## Work to be completed:
Go through the listing below and report how many lines contain the word "number"; write no other words.

## Data excerpts:
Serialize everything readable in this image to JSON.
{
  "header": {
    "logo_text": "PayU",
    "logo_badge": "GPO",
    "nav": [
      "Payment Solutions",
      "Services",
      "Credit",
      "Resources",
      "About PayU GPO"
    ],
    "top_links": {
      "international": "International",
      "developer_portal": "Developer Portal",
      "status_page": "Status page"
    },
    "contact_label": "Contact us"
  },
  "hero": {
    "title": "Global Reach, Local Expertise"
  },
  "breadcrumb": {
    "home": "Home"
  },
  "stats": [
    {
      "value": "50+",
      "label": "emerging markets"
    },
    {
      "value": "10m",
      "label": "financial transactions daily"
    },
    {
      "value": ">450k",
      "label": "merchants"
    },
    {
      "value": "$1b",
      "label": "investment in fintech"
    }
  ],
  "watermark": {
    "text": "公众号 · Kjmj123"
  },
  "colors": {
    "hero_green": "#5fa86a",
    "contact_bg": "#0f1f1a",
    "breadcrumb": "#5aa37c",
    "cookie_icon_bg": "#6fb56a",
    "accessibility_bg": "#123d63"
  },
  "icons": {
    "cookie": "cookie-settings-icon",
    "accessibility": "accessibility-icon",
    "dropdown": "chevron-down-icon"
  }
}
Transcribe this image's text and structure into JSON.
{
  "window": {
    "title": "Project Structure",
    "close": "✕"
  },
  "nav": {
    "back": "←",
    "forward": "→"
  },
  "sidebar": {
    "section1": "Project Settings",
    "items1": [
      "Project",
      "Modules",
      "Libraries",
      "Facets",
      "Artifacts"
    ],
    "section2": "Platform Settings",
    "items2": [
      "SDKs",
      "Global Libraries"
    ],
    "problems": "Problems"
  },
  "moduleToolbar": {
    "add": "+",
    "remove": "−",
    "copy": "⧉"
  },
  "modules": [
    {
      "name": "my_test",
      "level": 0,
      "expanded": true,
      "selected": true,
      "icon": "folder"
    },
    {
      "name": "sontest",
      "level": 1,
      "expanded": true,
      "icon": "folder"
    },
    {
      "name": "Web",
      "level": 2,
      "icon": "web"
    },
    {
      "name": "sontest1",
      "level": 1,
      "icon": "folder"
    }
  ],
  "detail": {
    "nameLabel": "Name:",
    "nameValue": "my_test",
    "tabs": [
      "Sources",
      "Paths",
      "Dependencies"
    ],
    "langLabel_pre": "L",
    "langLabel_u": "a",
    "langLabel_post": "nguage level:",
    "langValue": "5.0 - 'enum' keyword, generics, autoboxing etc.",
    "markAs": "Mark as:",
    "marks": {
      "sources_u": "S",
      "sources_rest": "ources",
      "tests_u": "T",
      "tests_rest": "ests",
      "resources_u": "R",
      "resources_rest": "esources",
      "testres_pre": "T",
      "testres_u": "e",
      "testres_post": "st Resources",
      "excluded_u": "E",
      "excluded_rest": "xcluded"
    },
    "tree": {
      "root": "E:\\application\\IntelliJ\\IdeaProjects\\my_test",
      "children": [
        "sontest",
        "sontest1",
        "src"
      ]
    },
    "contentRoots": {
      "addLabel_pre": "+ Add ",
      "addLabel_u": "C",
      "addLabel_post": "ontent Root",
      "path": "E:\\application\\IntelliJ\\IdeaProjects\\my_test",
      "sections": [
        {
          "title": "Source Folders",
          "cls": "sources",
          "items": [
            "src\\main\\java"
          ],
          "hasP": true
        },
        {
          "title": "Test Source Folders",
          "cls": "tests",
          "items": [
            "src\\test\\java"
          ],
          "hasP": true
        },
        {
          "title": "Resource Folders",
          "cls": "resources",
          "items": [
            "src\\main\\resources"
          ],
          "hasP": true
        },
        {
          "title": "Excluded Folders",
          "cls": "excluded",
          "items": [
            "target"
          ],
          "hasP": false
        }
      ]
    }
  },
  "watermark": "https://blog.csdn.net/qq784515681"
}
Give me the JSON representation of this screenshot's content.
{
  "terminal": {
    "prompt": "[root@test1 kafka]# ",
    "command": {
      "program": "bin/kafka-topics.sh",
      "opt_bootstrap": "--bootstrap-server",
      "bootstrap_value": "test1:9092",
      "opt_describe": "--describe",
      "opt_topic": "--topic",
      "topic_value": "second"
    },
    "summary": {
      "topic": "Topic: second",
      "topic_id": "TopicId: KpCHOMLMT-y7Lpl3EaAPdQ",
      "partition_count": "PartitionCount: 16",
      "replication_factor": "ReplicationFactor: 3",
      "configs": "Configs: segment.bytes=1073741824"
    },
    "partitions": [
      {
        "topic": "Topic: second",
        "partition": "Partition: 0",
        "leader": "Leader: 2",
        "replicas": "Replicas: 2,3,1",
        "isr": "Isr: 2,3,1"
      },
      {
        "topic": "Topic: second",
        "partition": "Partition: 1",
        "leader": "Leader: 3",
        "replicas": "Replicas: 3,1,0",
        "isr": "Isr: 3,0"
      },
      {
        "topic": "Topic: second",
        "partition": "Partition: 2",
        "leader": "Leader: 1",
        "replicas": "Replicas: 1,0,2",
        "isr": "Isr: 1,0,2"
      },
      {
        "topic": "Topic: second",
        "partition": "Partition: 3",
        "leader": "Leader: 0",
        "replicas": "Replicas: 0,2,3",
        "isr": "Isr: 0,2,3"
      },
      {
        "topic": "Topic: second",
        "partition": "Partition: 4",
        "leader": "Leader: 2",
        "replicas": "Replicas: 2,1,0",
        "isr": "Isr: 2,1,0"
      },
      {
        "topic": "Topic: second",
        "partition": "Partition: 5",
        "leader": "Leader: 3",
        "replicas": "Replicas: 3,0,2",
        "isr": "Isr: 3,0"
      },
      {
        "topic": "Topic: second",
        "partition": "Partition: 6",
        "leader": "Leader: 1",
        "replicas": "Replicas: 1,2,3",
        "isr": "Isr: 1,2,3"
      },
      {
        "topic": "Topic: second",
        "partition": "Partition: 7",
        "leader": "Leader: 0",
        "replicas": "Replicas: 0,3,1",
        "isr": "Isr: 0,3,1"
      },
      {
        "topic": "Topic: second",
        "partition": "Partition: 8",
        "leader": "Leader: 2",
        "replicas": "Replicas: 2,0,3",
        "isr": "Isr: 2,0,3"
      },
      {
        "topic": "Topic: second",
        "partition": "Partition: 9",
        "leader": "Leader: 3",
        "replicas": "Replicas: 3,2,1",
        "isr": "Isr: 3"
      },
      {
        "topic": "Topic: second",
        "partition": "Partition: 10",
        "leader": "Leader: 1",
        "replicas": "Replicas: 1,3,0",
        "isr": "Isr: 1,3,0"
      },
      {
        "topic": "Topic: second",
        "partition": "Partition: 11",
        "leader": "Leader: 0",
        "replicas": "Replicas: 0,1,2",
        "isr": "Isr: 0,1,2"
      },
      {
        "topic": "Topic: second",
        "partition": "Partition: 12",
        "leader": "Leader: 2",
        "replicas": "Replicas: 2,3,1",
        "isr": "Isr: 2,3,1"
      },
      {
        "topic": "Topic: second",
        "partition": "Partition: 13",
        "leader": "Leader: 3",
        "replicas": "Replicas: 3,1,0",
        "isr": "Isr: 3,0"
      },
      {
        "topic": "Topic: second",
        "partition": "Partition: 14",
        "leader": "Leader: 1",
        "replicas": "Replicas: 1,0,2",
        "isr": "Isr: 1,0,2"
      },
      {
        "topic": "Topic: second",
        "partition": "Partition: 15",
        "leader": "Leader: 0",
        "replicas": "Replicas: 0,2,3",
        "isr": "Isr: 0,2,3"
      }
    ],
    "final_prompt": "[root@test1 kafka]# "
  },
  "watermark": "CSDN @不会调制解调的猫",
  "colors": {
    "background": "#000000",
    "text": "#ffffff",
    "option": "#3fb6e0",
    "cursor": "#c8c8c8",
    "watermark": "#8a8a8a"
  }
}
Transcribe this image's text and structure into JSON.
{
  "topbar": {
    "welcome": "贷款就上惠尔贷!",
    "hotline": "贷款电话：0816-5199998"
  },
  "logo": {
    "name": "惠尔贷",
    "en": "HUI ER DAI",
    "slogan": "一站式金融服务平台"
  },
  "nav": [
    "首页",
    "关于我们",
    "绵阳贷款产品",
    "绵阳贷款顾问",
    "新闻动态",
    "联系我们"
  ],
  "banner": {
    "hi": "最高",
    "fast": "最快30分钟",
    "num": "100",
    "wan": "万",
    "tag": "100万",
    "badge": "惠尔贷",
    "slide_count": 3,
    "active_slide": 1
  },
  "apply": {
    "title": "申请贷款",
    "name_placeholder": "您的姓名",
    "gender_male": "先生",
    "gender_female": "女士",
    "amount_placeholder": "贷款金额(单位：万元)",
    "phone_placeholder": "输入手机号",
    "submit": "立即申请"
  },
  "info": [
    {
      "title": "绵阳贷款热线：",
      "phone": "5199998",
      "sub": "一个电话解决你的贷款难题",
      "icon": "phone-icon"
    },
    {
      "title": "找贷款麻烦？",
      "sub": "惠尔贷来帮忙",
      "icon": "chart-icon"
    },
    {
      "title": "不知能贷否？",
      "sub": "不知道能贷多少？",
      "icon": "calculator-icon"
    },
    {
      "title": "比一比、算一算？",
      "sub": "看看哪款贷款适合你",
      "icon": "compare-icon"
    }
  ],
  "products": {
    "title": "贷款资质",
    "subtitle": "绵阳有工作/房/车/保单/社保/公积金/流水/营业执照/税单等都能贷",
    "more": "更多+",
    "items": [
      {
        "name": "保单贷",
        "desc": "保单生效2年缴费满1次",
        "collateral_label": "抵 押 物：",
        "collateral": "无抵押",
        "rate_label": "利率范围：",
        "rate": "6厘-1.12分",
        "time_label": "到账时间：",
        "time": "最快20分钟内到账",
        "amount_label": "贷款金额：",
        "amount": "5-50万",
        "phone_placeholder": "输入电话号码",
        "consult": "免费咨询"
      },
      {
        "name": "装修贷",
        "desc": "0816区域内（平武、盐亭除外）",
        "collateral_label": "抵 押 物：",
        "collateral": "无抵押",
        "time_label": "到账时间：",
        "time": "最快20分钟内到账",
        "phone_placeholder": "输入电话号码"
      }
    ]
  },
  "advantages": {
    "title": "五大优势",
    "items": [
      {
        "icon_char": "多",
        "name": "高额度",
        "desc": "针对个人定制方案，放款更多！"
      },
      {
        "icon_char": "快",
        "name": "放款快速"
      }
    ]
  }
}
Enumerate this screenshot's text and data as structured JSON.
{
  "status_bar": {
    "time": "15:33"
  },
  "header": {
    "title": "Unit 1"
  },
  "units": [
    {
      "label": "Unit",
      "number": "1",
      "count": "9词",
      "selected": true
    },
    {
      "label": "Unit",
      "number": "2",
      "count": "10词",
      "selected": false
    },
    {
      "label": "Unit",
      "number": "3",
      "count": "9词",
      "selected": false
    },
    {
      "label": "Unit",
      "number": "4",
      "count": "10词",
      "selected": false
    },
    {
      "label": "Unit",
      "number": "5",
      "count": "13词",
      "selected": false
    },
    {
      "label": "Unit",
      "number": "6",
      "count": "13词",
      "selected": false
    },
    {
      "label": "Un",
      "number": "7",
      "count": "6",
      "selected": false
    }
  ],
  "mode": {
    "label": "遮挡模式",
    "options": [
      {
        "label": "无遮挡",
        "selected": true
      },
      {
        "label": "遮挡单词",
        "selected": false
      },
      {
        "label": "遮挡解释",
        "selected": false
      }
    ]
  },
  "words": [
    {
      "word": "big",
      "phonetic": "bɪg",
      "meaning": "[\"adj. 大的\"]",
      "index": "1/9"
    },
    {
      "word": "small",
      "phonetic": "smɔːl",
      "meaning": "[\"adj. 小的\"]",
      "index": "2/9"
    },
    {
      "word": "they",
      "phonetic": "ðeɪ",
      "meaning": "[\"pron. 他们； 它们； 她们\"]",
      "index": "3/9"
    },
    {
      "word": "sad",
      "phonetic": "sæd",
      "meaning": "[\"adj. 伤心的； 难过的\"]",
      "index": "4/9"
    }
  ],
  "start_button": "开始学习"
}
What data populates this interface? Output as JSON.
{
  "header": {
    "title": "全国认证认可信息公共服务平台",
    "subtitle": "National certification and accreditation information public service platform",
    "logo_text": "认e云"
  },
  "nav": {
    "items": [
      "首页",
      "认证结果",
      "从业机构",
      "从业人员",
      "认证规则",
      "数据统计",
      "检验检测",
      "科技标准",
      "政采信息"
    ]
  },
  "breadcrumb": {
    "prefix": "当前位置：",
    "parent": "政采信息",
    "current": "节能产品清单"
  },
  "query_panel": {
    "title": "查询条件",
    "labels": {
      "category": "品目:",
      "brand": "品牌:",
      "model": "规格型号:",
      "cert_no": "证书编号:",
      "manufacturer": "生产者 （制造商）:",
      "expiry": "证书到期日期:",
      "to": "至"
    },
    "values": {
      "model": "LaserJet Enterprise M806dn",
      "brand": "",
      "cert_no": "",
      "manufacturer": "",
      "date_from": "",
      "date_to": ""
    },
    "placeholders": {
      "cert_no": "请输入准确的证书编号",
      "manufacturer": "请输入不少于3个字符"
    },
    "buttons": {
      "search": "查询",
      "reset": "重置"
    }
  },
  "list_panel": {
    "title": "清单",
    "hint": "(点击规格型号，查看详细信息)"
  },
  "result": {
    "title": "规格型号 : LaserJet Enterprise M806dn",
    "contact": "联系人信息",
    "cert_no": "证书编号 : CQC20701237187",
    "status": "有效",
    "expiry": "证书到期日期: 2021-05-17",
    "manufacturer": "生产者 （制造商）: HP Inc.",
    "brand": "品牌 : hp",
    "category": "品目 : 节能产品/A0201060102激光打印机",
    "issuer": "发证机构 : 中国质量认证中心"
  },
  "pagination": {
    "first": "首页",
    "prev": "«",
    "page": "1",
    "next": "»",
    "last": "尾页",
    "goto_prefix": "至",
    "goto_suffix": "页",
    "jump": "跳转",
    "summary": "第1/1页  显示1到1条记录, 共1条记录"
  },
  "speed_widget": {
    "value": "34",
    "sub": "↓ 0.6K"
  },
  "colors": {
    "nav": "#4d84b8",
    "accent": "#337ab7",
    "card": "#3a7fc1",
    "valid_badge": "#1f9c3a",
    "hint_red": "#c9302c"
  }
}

## Response area:
7